The purists among us, may wonder why we have waited until now to tend to The Grand Seigneur of Philately, especially if said purists prefer history dished up in strict chronological portions, or indeed if they expect this philatelic feast to be served in order of seating or course etiquette.
However, as your waiter, at this imaginary banquet there are two fundamental rules when serving up tasty philatelic morsels; how many guests, and the number of courses on the menu.
And William Westoby (1815–1899), an English barrister, entered on the Roll of Distinguished Philatelists in 1921, would most definitely be on the top table, and surely at the head, but crucially he would be the host. And as you all know, guests are served first, and if this is a six course meal; “Voilà!” Here is your dessert!
Notwithstanding the poetic licence, these hearty plates of stamp folklore should be palatable even to the connoisseur. Because one of the endearing features of the host Westoby was how generously he fed the Philatelic flock. Let’s put it this way, give Westoby a stamp and he’d somehow find a way to share it with thousands. In fact, miraculously, he’d go on supplying the multitudes long after his final supper.
You see as well as being a noteworthy collector who’s finer European material found their way into The Tapling Collection, and being the man who discovered the first known copy of the 1851 Spanish 2r error of colour in 1867, Westoby was a prolific writer and contributor to philatelic journals. Sharing and feeding the Philatelic world via articles in The Philatelist and The Stamp-Collector’s Magazine.
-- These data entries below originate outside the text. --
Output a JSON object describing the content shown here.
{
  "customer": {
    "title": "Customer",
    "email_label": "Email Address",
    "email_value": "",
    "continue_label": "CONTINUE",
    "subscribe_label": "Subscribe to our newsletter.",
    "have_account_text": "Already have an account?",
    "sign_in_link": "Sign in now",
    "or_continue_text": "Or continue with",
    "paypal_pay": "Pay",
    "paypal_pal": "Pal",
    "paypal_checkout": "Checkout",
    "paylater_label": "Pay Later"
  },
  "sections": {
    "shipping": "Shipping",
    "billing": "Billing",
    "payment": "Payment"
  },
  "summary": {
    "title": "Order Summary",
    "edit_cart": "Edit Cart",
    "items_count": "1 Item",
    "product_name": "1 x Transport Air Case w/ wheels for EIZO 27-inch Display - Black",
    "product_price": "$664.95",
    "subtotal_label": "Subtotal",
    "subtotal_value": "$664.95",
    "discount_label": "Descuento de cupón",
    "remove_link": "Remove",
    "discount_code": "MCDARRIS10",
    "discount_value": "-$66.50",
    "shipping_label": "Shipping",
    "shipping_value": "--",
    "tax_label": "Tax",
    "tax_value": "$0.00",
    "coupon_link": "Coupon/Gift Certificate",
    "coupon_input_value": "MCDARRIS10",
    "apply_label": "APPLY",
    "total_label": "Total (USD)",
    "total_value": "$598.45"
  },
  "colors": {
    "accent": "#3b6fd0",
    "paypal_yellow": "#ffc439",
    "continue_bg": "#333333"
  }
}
Westoby was the editor for four years of The Philatelic Record and also of Alfred Smith & Co.’s Monthly Circular from 1878. He was best friends with our Father of Philately Judge Philbrick (Legend #2) who was his co-author of the book “The Postage and Telegraph Stamps of Great Britain”. He wrote the books ‘Postage Stamps of the United Kingdom issued during Fifty Years’, and ‘The Adhesive Postage Stamps of Europe’ Volume 1 and 2, and contributed and authored many other references and guides for philatelists, which still sustain us today.
It is not a fictional fantasy of mine that Westoby is our Grand Seigneur of Philately either. He can have no other title, because his obituary in The London Philatelist stated that he had “…fairly earned the title of the Grand Seigneur of Philately.”
“Postage Stamps of the United Kingdom 1840-1890” by William A.S. Westoby, 1891
So, whilst we may rightly have already heralded the great collectors, it is a fact that Westoby was the one who nourished them. If you look up from this dessert bowl and glance to the top table, you’ll see our host Westoby’s at one end, to his right Tapling and Ferrary, and to his left Herpin and Image, with Philbrick at Westoby’s opposite end, the co-host, so to speak.
What a ‘Grand’ table of six. Can you imagine how luscious it must have been to eat with such legendary collectors, or more accurately, how sweet it is to be fed by Westoby.
Next week we feature a soldier of philately Charles Viner.